## Problem
All lines in the records below that hold "image" are to be shown.

BEGIN Provided records

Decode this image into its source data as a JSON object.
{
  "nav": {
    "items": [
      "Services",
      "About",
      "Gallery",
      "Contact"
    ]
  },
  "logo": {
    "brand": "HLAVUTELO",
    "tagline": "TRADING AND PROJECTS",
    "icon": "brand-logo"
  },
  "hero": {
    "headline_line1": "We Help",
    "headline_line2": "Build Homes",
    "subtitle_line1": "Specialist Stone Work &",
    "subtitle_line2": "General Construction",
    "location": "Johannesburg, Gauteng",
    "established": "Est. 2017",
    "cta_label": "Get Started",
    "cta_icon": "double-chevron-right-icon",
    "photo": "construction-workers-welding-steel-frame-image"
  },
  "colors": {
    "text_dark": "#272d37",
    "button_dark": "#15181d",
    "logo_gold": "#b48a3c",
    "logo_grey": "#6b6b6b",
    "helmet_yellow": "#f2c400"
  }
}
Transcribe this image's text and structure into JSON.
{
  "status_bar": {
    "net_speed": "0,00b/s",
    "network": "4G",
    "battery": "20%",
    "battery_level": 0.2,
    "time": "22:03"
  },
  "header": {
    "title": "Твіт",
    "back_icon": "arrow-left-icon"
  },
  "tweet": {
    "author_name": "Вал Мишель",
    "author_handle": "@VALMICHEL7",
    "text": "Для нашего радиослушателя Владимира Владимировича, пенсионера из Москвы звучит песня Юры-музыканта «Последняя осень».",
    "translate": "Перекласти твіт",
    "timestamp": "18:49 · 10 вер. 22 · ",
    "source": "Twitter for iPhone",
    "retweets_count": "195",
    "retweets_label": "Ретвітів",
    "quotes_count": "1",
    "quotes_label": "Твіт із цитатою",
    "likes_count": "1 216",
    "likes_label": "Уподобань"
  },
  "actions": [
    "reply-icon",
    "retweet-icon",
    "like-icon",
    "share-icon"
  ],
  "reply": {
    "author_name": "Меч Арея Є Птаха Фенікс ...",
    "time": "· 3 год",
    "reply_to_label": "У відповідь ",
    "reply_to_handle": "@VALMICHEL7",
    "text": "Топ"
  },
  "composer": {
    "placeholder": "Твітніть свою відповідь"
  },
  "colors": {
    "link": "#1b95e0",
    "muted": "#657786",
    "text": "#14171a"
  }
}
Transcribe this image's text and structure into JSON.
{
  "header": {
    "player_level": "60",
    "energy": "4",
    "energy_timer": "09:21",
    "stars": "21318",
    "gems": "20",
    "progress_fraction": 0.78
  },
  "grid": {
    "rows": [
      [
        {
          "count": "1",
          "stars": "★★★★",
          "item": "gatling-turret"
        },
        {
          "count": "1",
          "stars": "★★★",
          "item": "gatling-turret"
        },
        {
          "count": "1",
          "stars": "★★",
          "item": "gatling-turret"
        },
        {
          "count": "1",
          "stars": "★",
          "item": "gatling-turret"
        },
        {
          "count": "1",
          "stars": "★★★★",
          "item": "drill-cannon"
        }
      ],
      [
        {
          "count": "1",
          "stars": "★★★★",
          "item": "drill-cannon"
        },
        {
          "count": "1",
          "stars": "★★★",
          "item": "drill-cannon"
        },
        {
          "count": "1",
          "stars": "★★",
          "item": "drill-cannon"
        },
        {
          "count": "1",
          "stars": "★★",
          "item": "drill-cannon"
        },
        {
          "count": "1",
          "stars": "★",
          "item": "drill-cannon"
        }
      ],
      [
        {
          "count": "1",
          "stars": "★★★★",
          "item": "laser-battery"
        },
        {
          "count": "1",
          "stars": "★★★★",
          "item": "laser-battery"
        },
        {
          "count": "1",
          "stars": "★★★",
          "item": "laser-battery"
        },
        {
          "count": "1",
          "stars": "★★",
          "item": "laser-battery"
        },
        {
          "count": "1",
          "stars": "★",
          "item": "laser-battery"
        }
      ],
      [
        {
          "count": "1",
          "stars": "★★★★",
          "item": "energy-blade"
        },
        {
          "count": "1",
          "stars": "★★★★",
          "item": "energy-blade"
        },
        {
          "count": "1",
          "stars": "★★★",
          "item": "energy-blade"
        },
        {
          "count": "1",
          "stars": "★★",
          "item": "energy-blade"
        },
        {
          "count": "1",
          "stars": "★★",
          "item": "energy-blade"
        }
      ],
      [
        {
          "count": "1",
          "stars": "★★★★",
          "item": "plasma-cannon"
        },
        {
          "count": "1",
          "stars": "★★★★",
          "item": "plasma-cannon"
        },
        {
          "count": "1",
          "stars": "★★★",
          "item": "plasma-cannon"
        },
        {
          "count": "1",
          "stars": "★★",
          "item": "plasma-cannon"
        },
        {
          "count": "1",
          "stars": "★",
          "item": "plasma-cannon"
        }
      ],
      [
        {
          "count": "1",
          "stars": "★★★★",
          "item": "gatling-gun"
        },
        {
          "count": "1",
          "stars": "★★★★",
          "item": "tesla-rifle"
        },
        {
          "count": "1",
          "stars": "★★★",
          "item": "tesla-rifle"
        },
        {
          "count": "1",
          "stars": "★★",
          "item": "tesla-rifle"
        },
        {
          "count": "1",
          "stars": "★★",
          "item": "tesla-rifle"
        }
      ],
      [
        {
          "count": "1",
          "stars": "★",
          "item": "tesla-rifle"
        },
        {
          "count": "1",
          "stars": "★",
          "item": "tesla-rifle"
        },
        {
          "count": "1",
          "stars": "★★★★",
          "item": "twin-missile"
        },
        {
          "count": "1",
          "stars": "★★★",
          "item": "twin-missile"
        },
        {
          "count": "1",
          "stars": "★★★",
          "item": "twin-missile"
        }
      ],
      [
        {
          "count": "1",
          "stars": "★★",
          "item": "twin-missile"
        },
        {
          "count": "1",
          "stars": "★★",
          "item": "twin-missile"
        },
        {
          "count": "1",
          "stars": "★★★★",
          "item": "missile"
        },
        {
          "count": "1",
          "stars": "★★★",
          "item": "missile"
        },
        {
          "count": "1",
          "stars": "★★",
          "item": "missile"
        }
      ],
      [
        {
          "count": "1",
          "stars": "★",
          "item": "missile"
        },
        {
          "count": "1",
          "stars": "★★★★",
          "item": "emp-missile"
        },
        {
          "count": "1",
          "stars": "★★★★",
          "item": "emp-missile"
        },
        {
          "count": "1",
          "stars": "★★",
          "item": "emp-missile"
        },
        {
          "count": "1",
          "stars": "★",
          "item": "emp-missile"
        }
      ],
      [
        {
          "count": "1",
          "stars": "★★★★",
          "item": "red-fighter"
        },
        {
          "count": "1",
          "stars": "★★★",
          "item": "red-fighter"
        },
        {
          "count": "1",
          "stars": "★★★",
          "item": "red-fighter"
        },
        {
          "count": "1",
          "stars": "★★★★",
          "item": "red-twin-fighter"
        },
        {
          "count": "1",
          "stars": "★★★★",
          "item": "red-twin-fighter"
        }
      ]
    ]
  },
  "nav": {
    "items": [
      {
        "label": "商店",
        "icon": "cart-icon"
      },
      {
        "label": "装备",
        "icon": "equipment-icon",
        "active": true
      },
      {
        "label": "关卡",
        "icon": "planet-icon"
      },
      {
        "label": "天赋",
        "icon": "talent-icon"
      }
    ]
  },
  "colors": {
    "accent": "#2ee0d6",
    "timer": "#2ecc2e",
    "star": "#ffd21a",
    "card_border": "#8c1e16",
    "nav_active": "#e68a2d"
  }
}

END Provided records

## Exercise response
Decode this image into its source data as a JSON object.
    "photo": "construction-workers-welding-steel-frame-image"
Transcribe this image's text and structure into JSON.
Transcribe this image's text and structure into JSON.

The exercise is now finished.